The next group of walleyes to complete the cycle is the shoreline variety, whereby the females drop their eggs on fist size rock and rubble that is exposed to current or wave action. Females will move up, drop their eggs, and head back to deeper water while the males move up, release their milt, and stay in the general vicinity. Maybe they stay put in case more females show up late, or maybe it’s something else. It doesn’t really matter as long as you know the situation.

Bringing up the rear is the latest of the spawners which do so on off shore bars and reefs. Reefs that top out in the four to eight foot range get the most use, but walleyes will spawn in deeper water, depending on what’s available. On Lake Erie for example, walleyes have been to known to spawn on reefs that are eighteen to twenty feet deep!  That certainly isn’t the norm but it does happen.
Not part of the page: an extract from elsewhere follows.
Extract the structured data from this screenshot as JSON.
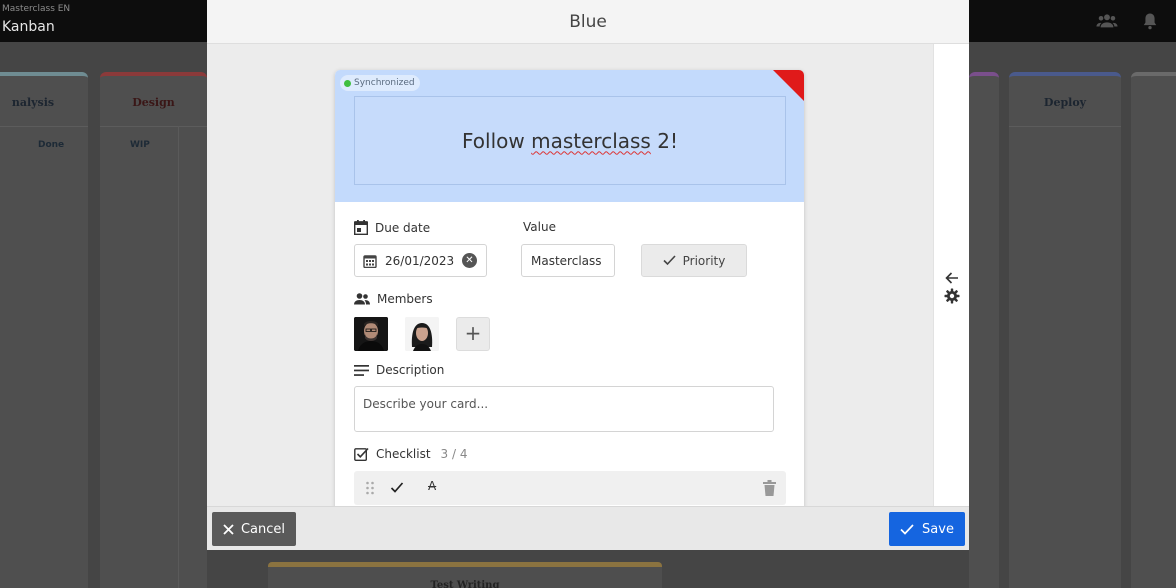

When you add it all up you can see that even though they are all walleyes, there are separate and distinct groups that do what they do at different times, and in different areas.  It’s important because knowing where walleyes are in relation to the spawn will allow you to key on the group with the best chance of producing, and it also gives you an idea of where to start looking.

Understanding how males and females interact will help you put together a pattern that keys on a specific size. For example; if your intent is to catch a lot of fish and size doesn’t matter, or if you’re looking for walleyes that will fit into a specific slot, a good portion of your efforts should certainly be dedicated to probing shallow spawning areas.

If you’re looking for a larger model you may want to start with the same shallow spawning areas and head a little deeper. The only drawback is the fact that when females finish dropping their eggs they seem to lose their appetite and may not get it back for a week or so. If you’re dead set on chasing down a big hawg you may want to concentrate on the night run as at least a few big walleyes could still be active once the sun goes down.

When targeting early season ‘eyes it would be a good idea to keep their metabolism in mind, which probably isn’t on high. Dead slow presentations are the rule, and include slow trolling crankbaits, jigging, and live bait rigging.  Tolling crankbaits, dragging jigs like an 1/16 oz Northland Fireball tipped with a minnow or leech, or dragging a live bait rig with a chub or shiner can all be effective and will take a little experimentation to know for sure. Trolling a crankbait will allow you to cover some water and may be the big ticket if your faced with acres and acres of potential fish holding areas.

A trigger to a good crankbait bite would be heavy wind and waves pounding into a rocky reef, bar, or shoreline. Calmer conditions may call for something completely diferen like long lining jigs or live bait rigs, especially if you’re dealing with clear water and spooky fish.

Team Cresliner member Richie Boggs of Nisswa, MN spends a lot of time working clear and heavily pressured lakes and uses a long lining technique to catch tempermental walleyes; "I'll long line a simple split shot and leech when walleyes are shallow and things get tough. If there's enough wind and wave action I can move in as shallow as a few feet and still catch fish." Another technique Richie uses is to look for areas wherecreeks or streams dump in; "Walleyes that run the creeks to spawn will stack up on the closest rock bars, sand flats, and even weed beds in the main lake."

The key to early season success is to forget what you think you know and keep an open mind. Even on waters your quite familiar with it’s easy to miss something, and what you miss could be the best thing going.